WHAT THIS TASK INVOLVES:
Write out each line below exactly as it appears.

#### GIVEN ENTRIES ####

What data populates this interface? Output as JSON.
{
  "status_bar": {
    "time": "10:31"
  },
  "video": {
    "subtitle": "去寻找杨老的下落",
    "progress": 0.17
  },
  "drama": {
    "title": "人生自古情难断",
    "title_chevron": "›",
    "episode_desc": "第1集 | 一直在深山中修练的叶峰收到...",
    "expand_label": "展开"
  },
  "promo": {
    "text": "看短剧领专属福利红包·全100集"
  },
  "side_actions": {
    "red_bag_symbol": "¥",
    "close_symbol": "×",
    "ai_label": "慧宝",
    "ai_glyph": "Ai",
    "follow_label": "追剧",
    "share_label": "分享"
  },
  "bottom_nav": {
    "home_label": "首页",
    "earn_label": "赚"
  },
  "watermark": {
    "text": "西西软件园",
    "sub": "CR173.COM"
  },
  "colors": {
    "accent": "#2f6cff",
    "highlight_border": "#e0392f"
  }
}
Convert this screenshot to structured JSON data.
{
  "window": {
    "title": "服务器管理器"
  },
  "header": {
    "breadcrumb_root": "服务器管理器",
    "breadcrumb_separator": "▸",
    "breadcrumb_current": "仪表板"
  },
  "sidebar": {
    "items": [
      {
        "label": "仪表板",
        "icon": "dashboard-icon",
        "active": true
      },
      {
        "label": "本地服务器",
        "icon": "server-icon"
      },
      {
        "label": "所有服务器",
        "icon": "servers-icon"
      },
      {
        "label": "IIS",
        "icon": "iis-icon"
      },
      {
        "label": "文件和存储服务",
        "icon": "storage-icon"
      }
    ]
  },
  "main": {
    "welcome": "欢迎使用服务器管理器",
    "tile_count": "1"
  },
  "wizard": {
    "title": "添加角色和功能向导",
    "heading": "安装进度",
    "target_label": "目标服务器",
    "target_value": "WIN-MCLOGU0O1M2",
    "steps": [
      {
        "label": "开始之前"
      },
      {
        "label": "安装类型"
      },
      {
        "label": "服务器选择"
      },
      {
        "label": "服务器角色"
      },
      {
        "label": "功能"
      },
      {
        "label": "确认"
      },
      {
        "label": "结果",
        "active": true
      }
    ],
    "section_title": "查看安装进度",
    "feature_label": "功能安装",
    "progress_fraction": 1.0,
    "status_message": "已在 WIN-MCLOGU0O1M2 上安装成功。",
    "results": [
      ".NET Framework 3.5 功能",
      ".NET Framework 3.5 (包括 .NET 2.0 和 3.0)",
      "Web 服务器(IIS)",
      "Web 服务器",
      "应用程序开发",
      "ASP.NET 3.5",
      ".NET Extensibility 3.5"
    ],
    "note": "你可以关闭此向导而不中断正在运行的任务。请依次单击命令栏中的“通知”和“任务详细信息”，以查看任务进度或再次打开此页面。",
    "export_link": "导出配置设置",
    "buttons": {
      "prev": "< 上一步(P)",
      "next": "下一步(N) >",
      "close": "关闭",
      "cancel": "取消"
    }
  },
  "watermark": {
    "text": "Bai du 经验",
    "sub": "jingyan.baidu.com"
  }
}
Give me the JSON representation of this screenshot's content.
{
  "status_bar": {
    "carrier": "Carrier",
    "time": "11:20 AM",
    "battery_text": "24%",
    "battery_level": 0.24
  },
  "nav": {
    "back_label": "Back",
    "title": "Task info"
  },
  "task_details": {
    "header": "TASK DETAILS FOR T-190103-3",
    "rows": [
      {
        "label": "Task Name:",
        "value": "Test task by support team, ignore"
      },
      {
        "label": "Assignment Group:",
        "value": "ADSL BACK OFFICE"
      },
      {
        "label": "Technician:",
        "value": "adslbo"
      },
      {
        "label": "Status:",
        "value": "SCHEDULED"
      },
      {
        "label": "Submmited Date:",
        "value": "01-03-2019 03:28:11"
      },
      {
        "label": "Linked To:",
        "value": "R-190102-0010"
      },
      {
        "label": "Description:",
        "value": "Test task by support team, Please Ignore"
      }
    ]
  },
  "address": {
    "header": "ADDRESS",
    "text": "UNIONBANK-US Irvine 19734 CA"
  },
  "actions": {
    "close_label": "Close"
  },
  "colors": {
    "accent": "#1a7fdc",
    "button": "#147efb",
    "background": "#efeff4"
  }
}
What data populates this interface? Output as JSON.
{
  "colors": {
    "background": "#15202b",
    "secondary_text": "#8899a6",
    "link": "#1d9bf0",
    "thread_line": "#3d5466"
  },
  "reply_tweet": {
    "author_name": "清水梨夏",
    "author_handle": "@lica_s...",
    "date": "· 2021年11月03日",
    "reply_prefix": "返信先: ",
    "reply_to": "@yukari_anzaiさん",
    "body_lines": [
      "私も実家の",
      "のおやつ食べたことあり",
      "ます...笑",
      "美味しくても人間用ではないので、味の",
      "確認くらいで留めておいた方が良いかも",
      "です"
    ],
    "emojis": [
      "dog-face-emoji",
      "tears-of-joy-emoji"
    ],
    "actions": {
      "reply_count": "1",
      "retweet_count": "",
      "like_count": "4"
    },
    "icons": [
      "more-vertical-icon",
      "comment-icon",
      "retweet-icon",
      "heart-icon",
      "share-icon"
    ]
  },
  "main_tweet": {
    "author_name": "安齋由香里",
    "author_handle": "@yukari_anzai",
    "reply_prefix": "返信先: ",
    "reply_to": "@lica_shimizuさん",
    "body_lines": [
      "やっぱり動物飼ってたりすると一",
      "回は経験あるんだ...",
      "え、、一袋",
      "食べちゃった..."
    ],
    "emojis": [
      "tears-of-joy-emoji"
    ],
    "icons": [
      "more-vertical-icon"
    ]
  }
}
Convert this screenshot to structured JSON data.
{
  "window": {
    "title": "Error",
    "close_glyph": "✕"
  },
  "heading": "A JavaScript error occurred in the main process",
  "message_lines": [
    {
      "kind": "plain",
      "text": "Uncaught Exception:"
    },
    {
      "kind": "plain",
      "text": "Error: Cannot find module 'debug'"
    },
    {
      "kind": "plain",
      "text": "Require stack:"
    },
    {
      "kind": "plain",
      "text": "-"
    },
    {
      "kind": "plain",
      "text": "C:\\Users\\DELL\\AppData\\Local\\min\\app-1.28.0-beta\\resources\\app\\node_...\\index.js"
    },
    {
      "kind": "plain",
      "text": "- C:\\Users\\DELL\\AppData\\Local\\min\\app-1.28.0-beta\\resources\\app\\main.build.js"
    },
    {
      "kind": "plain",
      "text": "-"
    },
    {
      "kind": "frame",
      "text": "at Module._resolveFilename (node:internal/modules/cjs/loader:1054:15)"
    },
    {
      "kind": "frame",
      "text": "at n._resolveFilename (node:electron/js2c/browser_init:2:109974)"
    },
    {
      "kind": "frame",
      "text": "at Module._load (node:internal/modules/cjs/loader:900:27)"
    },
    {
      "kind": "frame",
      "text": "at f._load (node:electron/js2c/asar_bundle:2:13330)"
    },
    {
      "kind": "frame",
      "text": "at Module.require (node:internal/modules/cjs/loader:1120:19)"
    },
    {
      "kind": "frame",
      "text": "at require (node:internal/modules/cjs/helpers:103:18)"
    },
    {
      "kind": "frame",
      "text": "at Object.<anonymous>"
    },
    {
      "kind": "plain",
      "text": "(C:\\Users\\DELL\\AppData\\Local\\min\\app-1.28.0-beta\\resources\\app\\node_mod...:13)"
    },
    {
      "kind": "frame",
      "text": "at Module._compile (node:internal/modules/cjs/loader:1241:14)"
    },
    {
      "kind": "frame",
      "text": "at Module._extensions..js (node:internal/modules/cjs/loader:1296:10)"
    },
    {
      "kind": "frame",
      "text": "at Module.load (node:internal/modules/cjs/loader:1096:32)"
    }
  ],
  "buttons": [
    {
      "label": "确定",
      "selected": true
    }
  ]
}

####

RESULT OF THE TASK:
What data populates this interface? Output as JSON.
{
  "status_bar": {
    "time": "10:31"
  },
  "video": {
    "subtitle": "去寻找杨老的下落",
    "progress": 0.17
  },
  "drama": {
    "title": "人生自古情难断",
    "title_chevron": "›",
    "episode_desc": "第1集 | 一直在深山中修练的叶峰收到...",
    "expand_label": "展开"
  },
  "promo": {
    "text": "看短剧领专属福利红包·全100集"
  },
  "side_actions": {
    "red_bag_symbol": "¥",
    "close_symbol": "×",
    "ai_label": "慧宝",
    "ai_glyph": "Ai",
    "follow_label": "追剧",
    "share_label": "分享"
  },
  "bottom_nav": {
    "home_label": "首页",
    "earn_label": "赚"
  },
  "watermark": {
    "text": "西西软件园",
    "sub": "CR173.COM"
  },
  "colors": {
    "accent": "#2f6cff",
    "highlight_border": "#e0392f"
  }
}
Convert this screenshot to structured JSON data.
{
  "window": {
    "title": "服务器管理器"
  },
  "header": {
    "breadcrumb_root": "服务器管理器",
    "breadcrumb_separator": "▸",
    "breadcrumb_current": "仪表板"
  },
  "sidebar": {
    "items": [
      {
        "label": "仪表板",
        "icon": "dashboard-icon",
        "active": true
      },
      {
        "label": "本地服务器",
        "icon": "server-icon"
      },
      {
        "label": "所有服务器",
        "icon": "servers-icon"
      },
      {
        "label": "IIS",
        "icon": "iis-icon"
      },
      {
        "label": "文件和存储服务",
        "icon": "storage-icon"
      }
    ]
  },
  "main": {
    "welcome": "欢迎使用服务器管理器",
    "tile_count": "1"
  },
  "wizard": {
    "title": "添加角色和功能向导",
    "heading": "安装进度",
    "target_label": "目标服务器",
    "target_value": "WIN-MCLOGU0O1M2",
    "steps": [
      {
        "label": "开始之前"
      },
      {
        "label": "安装类型"
      },
      {
        "label": "服务器选择"
      },
      {
        "label": "服务器角色"
      },
      {
        "label": "功能"
      },
      {
        "label": "确认"
      },
      {
        "label": "结果",
        "active": true
      }
    ],
    "section_title": "查看安装进度",
    "feature_label": "功能安装",
    "progress_fraction": 1.0,
    "status_message": "已在 WIN-MCLOGU0O1M2 上安装成功。",
    "results": [
      ".NET Framework 3.5 功能",
      ".NET Framework 3.5 (包括 .NET 2.0 和 3.0)",
      "Web 服务器(IIS)",
      "Web 服务器",
      "应用程序开发",
      "ASP.NET 3.5",
      ".NET Extensibility 3.5"
    ],
    "note": "你可以关闭此向导而不中断正在运行的任务。请依次单击命令栏中的“通知”和“任务详细信息”，以查看任务进度或再次打开此页面。",
    "export_link": "导出配置设置",
    "buttons": {
      "prev": "< 上一步(P)",
      "next": "下一步(N) >",
      "close": "关闭",
      "cancel": "取消"
    }
  },
  "watermark": {
    "text": "Bai du 经验",
    "sub": "jingyan.baidu.com"
  }
}
Give me the JSON representation of this screenshot's content.
{
  "status_bar": {
    "carrier": "Carrier",
    "time": "11:20 AM",
    "battery_text": "24%",
    "battery_level": 0.24
  },
  "nav": {
    "back_label": "Back",
    "title": "Task info"
  },
  "task_details": {
    "header": "TASK DETAILS FOR T-190103-3",
    "rows": [
      {
        "label": "Task Name:",
        "value": "Test task by support team, ignore"
      },
      {
        "label": "Assignment Group:",
        "value": "ADSL BACK OFFICE"
      },
      {
        "label": "Technician:",
        "value": "adslbo"
      },
      {
        "label": "Status:",
        "value": "SCHEDULED"
      },
      {
        "label": "Submmited Date:",
        "value": "01-03-2019 03:28:11"
      },
      {
        "label": "Linked To:",
        "value": "R-190102-0010"
      },
      {
        "label": "Description:",
        "value": "Test task by support team, Please Ignore"
      }
    ]
  },
  "address": {
    "header": "ADDRESS",
    "text": "UNIONBANK-US Irvine 19734 CA"
  },
  "actions": {
    "close_label": "Close"
  },
  "colors": {
    "accent": "#1a7fdc",
    "button": "#147efb",
    "background": "#efeff4"
  }
}
What data populates this interface? Output as JSON.
{
  "colors": {
    "background": "#15202b",
    "secondary_text": "#8899a6",
    "link": "#1d9bf0",
    "thread_line": "#3d5466"
  },
  "reply_tweet": {
    "author_name": "清水梨夏",
    "author_handle": "@lica_s...",
    "date": "· 2021年11月03日",
    "reply_prefix": "返信先: ",
    "reply_to": "@yukari_anzaiさん",
    "body_lines": [
      "私も実家の",
      "のおやつ食べたことあり",
      "ます...笑",
      "美味しくても人間用ではないので、味の",
      "確認くらいで留めておいた方が良いかも",
      "です"
    ],
    "emojis": [
      "dog-face-emoji",
      "tears-of-joy-emoji"
    ],
    "actions": {
      "reply_count": "1",
      "retweet_count": "",
      "like_count": "4"
    },
    "icons": [
      "more-vertical-icon",
      "comment-icon",
      "retweet-icon",
      "heart-icon",
      "share-icon"
    ]
  },
  "main_tweet": {
    "author_name": "安齋由香里",
    "author_handle": "@yukari_anzai",
    "reply_prefix": "返信先: ",
    "reply_to": "@lica_shimizuさん",
    "body_lines": [
      "やっぱり動物飼ってたりすると一",
      "回は経験あるんだ...",
      "え、、一袋",
      "食べちゃった..."
    ],
    "emojis": [
      "tears-of-joy-emoji"
    ],
    "icons": [
      "more-vertical-icon"
    ]
  }
}
Convert this screenshot to structured JSON data.
{
  "window": {
    "title": "Error",
    "close_glyph": "✕"
  },
  "heading": "A JavaScript error occurred in the main process",
  "message_lines": [
    {
      "kind": "plain",
      "text": "Uncaught Exception:"
    },
    {
      "kind": "plain",
      "text": "Error: Cannot find module 'debug'"
    },
    {
      "kind": "plain",
      "text": "Require stack:"
    },
    {
      "kind": "plain",
      "text": "-"
    },
    {
      "kind": "plain",
      "text": "C:\\Users\\DELL\\AppData\\Local\\min\\app-1.28.0-beta\\resources\\app\\node_...\\index.js"
    },
    {
      "kind": "plain",
      "text": "- C:\\Users\\DELL\\AppData\\Local\\min\\app-1.28.0-beta\\resources\\app\\main.build.js"
    },
    {
      "kind": "plain",
      "text": "-"
    },
    {
      "kind": "frame",
      "text": "at Module._resolveFilename (node:internal/modules/cjs/loader:1054:15)"
    },
    {
      "kind": "frame",
      "text": "at n._resolveFilename (node:electron/js2c/browser_init:2:109974)"
    },
    {
      "kind": "frame",
      "text": "at Module._load (node:internal/modules/cjs/loader:900:27)"
    },
    {
      "kind": "frame",
      "text": "at f._load (node:electron/js2c/asar_bundle:2:13330)"
    },
    {
      "kind": "frame",
      "text": "at Module.require (node:internal/modules/cjs/loader:1120:19)"
    },
    {
      "kind": "frame",
      "text": "at require (node:internal/modules/cjs/helpers:103:18)"
    },
    {
      "kind": "frame",
      "text": "at Object.<anonymous>"
    },
    {
      "kind": "plain",
      "text": "(C:\\Users\\DELL\\AppData\\Local\\min\\app-1.28.0-beta\\resources\\app\\node_mod...:13)"
    },
    {
      "kind": "frame",
      "text": "at Module._compile (node:internal/modules/cjs/loader:1241:14)"
    },
    {
      "kind": "frame",
      "text": "at Module._extensions..js (node:internal/modules/cjs/loader:1296:10)"
    },
    {
      "kind": "frame",
      "text": "at Module.load (node:internal/modules/cjs/loader:1096:32)"
    }
  ],
  "buttons": [
    {
      "label": "确定",
      "selected": true
    }
  ]
}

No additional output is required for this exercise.